(I’ve played through to see why: in fact, in one of the shortest mating lines, the Ra7 comes into play).

 

FEN

7k/rBp4p/P1Pp3r/3Pp2q/4Pp2/1R3Pbb/4Q2P/2R4K b – – 0 1

Daily Chess Puzzle

Today’s problem is from the November 2019 edition of Chess Magazine. I am posting it because the problem was in the “warm-up puzzles” section. I normally solve all such problems instantly or near-instantly. This one, I just couldn’t solve.

I wonder if my readers think it is easy?

As is my custom, I only say which side is to play: and not giving an idea if the move wins or otherwise, unless on occasion I think signposting would be helpful. Instead, the problems are posed with the instruction to decide what you would play, as in a game.

 

Black to play

Can Emre - Saric Ivan (14.Bd3).jpg

 

Emre Can v Ivan Saric, Konya, Turkey, 20/7/2019

Solution

1…Bd7! 2 Nc5 Bc6! is the trick I missed.

Can Emre - Saric Ivan (15...Bc6)

The Queen is lost.

Was it simple? Well, for one thing, Saric, 2681 missed it. I would say the puzzle wasn’t simple. One of the pains of chess is that once seen, the solution does indeed become simple.

 

FEN

Qnb1k2r/5ppp/pq2p3/1pb1P3/4N3/3B1N2/PP4PP/R1B1K2n b Qk – 0 14

Daily Chess Puzzle

Today’s problem is from a fairly recent Financial Times article by Leonard Barden.

I very rarely look at “mate in x” problems, but something about this position caught my eye.

 

White to play: mate in 4

Pos185

 

composer unknown; problem given in FT, 10/2019

Solution
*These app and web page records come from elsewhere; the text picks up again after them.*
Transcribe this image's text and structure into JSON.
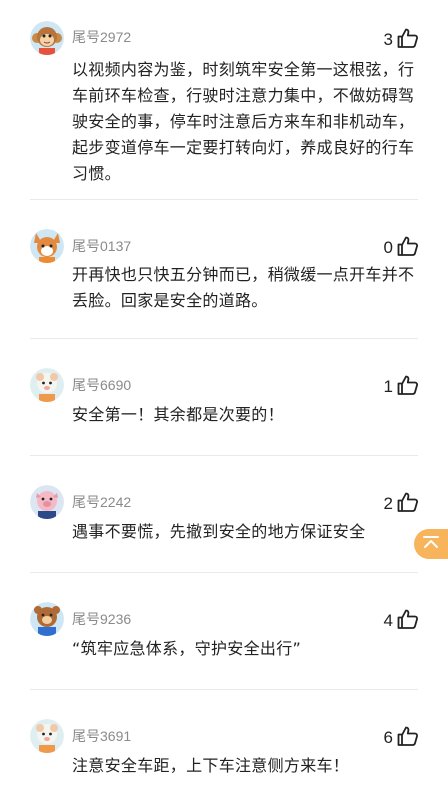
{
  "comments": [
    {
      "user": "尾号2972",
      "likes": "3",
      "text": "以视频内容为鉴，时刻筑牢安全第一这根弦，行车前环车检查，行驶时注意力集中，不做妨碍驾驶安全的事，停车时注意后方来车和非机动车，起步变道停车一定要打转向灯，养成良好的行车习惯。",
      "avatar": "monkey"
    },
    {
      "user": "尾号0137",
      "likes": "0",
      "text": "开再快也只快五分钟而已，稍微缓一点开车并不丢脸。回家是安全的道路。",
      "avatar": "fox"
    },
    {
      "user": "尾号6690",
      "likes": "1",
      "text": "安全第一！其余都是次要的！",
      "avatar": "sheep"
    },
    {
      "user": "尾号2242",
      "likes": "2",
      "text": "遇事不要慌，先撤到安全的地方保证安全",
      "avatar": "pig"
    },
    {
      "user": "尾号9236",
      "likes": "4",
      "text": "“筑牢应急体系，守护安全出行”",
      "avatar": "bear"
    },
    {
      "user": "尾号3691",
      "likes": "6",
      "text": "注意安全车距，上下车注意侧方来车！",
      "avatar": "sheep"
    }
  ],
  "icons": {
    "like": "thumbs-up-icon",
    "float": "chevron-up-icon"
  },
  "colors": {
    "accent": "#f7b45a",
    "text": "#222222",
    "muted": "#8a8a8a"
  }
}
Mate in 5 is easy- the one I found, thinking it was mate in 4 (i.e., I failed) was 1 Rc7, 2 Rc1 etc).

Mate in 4? Komodo solved it instantly, I failed despite many attempts, including putting the pieces onto the board.

1 Qd8! b6 (or 1…g5) 2 Rd7 g5

 

Pos187

3 Rd2 ed[] 4 Qb6 mate.

Pos188

Very pretty; I wonder how many, if any, of my readers solved it?

 

FEN

8/1p2R3/6p1/1K2p3/4PpNp/4pP1P/4P1B1/3QN1k1 w – – 0 1

Daily Chess Puzzle Chess magazine

Today’s problem is from an old edition of Chess Magazine. I don’t know which one, because, as is my habit, from time to time I photocopy a page to solve on walks or on trains etc; and my copy doesn’t show the magazine date.

As is my custom, I only say which side is to play: and not giving an idea if the move wins or otherwise, unless on occasion I think signposting would be helpful. Instead, the problems are posed with the instruction to decide what you would play, as in a game.

 

Black to play: how does White meet 1…f6 2 dc Rd7?

Horton Jamie A - Reed John (27.exd6)

 

Ja. Horton v J Reed, Chester 20/1/13

Solution

After 1…f6 2 dc Rd7:

Horton Jamie A - Reed John (28...Rd7)

White played the pretty 3 c8(Q) and Black resigned: he loses the exchange after 3…Rc8[] 4 Bf5 for no compensation.

Horton Jamie A - Reed John (31...Rxd7)

 

FEN

3rr1nk/ppp2p2/2nP4/6pp/8/2P1B3/PPB2P1P/2K1R1R1 b – – 0 27